309-314.

[35] Yongseok Choi; Naehyuck Chang; Taewhan Kim; , "DC–DC Converter-Aware Power Management for Low-Power Embedded Systems," Computer-Aided Design of Integrated Circuits and Systems, IEEE Transactions on , vol.26, no.8, pp.1367-1381, Aug. 2007 [36] http://www.brighthub.com/engineering/mechanical/articles/63281.aspx [37] http://en.wikipedia.org/wiki/Refrigerator [38] http://en.wikipedia.org/wiki/Refrigeration (accessed on 19th/12 ) [39] http://pcbheaven.com/wikipages/The_Peltier_Thermo-Element/(accessed on 10th /10 ) [40] http://www.ferrotec.com/technology/thermoelectric/ [41] http://www.conbrio.cz/Peltieruv%20jev%20eng.htm [42] http://www.techneusa.com/support/Peltiers.htm [43] Perrot, Pierre (1998).

A to Z of Thermodynamics.

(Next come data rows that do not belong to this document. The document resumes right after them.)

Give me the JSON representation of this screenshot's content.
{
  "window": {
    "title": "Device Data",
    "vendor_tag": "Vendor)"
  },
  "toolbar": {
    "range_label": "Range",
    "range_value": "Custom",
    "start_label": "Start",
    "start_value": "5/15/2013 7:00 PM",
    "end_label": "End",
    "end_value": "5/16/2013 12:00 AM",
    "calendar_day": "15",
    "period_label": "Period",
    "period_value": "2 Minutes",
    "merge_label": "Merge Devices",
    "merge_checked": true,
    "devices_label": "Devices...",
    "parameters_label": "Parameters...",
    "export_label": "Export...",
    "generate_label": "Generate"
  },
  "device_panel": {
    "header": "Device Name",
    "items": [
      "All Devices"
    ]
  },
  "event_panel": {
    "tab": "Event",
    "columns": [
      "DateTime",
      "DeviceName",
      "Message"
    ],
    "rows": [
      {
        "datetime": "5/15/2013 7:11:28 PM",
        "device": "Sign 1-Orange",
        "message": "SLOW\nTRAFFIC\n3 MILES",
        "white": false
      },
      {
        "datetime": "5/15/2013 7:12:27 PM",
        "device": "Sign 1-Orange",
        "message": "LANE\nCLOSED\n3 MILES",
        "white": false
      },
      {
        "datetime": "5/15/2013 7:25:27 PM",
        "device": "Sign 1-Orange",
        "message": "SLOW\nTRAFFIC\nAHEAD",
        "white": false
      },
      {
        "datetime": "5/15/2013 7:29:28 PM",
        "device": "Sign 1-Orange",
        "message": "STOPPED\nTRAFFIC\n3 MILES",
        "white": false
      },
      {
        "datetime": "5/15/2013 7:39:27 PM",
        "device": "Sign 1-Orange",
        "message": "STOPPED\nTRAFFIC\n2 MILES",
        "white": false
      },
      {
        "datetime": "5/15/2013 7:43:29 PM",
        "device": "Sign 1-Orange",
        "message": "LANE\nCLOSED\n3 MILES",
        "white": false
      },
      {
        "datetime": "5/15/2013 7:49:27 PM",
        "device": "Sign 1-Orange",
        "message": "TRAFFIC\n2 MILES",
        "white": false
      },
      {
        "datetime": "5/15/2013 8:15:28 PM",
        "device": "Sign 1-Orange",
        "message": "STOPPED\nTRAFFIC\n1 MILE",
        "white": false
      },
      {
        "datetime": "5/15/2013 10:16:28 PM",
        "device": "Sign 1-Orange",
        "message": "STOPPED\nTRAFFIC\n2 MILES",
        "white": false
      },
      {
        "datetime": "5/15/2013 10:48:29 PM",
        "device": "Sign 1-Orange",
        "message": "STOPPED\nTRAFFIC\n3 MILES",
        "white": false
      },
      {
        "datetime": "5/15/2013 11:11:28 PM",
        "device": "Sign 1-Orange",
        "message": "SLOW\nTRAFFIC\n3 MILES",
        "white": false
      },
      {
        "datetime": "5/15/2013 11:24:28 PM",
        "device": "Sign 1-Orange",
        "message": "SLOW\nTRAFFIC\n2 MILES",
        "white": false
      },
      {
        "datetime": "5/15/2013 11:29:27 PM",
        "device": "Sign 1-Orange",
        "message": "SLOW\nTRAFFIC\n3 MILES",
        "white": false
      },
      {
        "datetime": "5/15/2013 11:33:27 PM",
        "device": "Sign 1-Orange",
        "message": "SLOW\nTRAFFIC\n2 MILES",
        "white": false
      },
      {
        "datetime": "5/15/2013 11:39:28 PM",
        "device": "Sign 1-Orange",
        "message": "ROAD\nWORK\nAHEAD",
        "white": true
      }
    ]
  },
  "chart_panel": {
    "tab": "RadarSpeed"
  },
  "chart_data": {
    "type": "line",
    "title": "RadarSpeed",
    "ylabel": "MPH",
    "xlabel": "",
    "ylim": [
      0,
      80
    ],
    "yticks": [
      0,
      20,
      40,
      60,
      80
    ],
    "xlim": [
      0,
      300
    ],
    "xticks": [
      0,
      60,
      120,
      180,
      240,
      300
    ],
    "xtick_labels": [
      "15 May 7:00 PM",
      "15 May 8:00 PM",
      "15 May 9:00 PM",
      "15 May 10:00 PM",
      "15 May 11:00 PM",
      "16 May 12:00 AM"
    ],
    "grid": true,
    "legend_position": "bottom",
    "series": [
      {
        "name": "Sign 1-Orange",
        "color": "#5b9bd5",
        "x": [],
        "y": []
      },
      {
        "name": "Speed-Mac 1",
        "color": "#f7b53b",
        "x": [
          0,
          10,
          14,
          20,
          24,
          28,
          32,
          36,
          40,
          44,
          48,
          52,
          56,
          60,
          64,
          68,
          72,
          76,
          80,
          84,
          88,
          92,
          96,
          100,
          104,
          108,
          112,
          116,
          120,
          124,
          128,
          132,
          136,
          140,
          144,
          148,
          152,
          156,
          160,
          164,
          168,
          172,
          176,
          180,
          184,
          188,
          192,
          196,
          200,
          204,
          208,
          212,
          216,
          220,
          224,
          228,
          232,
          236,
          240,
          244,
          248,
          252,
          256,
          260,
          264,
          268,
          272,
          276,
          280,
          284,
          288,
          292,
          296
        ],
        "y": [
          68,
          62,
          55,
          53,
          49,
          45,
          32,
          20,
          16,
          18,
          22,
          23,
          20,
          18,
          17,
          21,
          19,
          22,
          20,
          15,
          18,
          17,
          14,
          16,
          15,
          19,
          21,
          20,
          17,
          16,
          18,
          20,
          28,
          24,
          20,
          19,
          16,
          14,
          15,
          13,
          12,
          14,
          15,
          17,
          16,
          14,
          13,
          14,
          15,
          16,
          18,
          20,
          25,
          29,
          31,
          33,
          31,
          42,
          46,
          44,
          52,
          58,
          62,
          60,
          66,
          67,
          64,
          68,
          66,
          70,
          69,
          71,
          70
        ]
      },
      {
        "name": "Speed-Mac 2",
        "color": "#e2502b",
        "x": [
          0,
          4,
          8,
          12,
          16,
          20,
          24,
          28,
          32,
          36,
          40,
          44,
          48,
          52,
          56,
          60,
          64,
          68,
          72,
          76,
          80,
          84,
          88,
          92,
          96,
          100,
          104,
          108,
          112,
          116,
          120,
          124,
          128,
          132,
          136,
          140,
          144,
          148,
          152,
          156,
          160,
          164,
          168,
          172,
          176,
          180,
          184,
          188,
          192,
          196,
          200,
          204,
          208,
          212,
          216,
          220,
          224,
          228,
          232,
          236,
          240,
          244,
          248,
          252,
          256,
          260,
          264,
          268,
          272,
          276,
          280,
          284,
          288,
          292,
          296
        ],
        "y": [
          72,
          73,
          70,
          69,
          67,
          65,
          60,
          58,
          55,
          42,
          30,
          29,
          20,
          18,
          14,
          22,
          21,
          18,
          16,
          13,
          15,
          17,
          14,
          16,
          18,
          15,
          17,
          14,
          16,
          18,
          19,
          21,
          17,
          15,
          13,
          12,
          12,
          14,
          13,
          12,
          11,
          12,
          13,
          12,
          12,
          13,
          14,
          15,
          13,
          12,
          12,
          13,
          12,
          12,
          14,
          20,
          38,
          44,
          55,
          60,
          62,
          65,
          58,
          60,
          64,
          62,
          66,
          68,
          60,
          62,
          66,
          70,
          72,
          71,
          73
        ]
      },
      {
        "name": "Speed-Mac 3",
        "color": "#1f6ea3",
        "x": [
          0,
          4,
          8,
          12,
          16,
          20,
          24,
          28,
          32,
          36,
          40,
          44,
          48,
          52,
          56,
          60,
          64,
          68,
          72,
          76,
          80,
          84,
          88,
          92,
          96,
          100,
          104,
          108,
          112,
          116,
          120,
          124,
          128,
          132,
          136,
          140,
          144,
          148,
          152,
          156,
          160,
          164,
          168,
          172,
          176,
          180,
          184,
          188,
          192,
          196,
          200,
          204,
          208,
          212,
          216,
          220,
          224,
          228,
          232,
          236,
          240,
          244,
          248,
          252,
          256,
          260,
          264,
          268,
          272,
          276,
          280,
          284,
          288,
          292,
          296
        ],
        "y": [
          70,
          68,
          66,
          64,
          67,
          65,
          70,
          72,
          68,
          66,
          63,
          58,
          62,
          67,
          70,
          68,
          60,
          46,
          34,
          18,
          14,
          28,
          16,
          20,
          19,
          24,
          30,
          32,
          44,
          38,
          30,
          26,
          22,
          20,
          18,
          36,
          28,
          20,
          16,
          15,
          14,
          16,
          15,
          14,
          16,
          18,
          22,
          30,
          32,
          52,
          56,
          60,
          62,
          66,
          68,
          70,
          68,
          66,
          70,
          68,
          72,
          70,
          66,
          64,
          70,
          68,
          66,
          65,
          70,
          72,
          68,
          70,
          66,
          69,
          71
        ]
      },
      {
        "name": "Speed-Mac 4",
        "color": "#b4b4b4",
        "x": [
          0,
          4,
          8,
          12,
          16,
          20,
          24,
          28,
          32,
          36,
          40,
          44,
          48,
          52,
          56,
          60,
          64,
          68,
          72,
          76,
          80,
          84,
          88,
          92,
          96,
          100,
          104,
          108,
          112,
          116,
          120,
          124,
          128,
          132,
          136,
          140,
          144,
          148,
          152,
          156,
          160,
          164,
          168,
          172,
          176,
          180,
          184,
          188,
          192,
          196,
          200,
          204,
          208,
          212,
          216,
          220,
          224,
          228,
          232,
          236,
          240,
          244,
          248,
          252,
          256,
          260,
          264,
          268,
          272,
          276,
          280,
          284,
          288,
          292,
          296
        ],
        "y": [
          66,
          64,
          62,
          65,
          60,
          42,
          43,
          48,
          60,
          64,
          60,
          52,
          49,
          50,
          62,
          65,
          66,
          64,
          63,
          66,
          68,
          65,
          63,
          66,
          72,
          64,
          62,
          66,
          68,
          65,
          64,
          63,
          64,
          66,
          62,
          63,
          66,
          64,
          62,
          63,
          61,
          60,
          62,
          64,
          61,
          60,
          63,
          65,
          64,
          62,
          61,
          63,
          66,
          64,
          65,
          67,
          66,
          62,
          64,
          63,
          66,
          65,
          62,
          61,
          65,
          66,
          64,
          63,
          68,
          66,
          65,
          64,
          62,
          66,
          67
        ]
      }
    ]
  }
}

Oxford University Press. [44] Clark, John, O.E. (2004). The Essential Dictionary of Science. Barnes and Noble Books. [45] http://en.wikipedia.org/wiki/Phase_change_material (accessed on 25th/10) [46] http://www.rubitherm.com/english/download/techdata_RT100_en.pdf (accessed on 26th/10) [47] http://www.fao.org/docrep/006/y5013e/y5013e08.htm (accessed on 03rd/11) [48] http://www.engineeringtoolbox.com/thermal-conductivity-d_429.html (accessed on 03rd/11) [49] http://en.wikipedia.org/wiki/Density_of_air [50] http://en.wikipedia.org/wiki/Heat_capacity [51] Appliances in a low-voltage DC house, N.

Soorian & G. Söderström, Chalmers University of technology 2010